▼
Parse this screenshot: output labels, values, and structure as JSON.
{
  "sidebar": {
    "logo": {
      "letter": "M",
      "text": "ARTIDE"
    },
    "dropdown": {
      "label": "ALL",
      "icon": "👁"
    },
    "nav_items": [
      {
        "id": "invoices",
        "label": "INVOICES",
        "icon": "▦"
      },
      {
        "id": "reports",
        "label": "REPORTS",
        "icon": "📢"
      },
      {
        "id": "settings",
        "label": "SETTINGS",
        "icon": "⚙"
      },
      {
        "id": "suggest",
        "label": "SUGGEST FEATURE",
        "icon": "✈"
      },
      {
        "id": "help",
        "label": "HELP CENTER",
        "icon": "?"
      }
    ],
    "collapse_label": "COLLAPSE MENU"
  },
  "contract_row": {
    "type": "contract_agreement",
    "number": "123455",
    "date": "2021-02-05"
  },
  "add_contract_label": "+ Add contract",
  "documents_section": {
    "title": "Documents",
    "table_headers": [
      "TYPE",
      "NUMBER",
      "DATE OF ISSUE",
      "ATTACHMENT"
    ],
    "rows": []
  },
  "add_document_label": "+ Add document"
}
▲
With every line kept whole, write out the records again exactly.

Parse this screenshot: output labels, values, and structure as JSON.
{
  "sidebar": {
    "logo": {
      "letter": "M",
      "text": "ARTIDE"
    },
    "dropdown": {
      "label": "ALL",
      "icon": "👁"
    },
    "nav_items": [
      {
        "id": "invoices",
        "label": "INVOICES",
        "icon": "▦"
      },
      {
        "id": "reports",
        "label": "REPORTS",
        "icon": "📢"
      },
      {
        "id": "settings",
        "label": "SETTINGS",
        "icon": "⚙"
      },
      {
        "id": "suggest",
        "label": "SUGGEST FEATURE",
        "icon": "✈"
      },
      {
        "id": "help",
        "label": "HELP CENTER",
        "icon": "?"
      }
    ],
    "collapse_label": "COLLAPSE MENU"
  },
  "contract_row": {
    "type": "contract_agreement",
    "number": "123455",
    "date": "2021-02-05"
  },
  "add_contract_label": "+ Add contract",
  "documents_section": {
    "title": "Documents",
    "table_headers": [
      "TYPE",
      "NUMBER",
      "DATE OF ISSUE",
      "ATTACHMENT"
    ],
    "rows": []
  },
  "add_document_label": "+ Add document"
}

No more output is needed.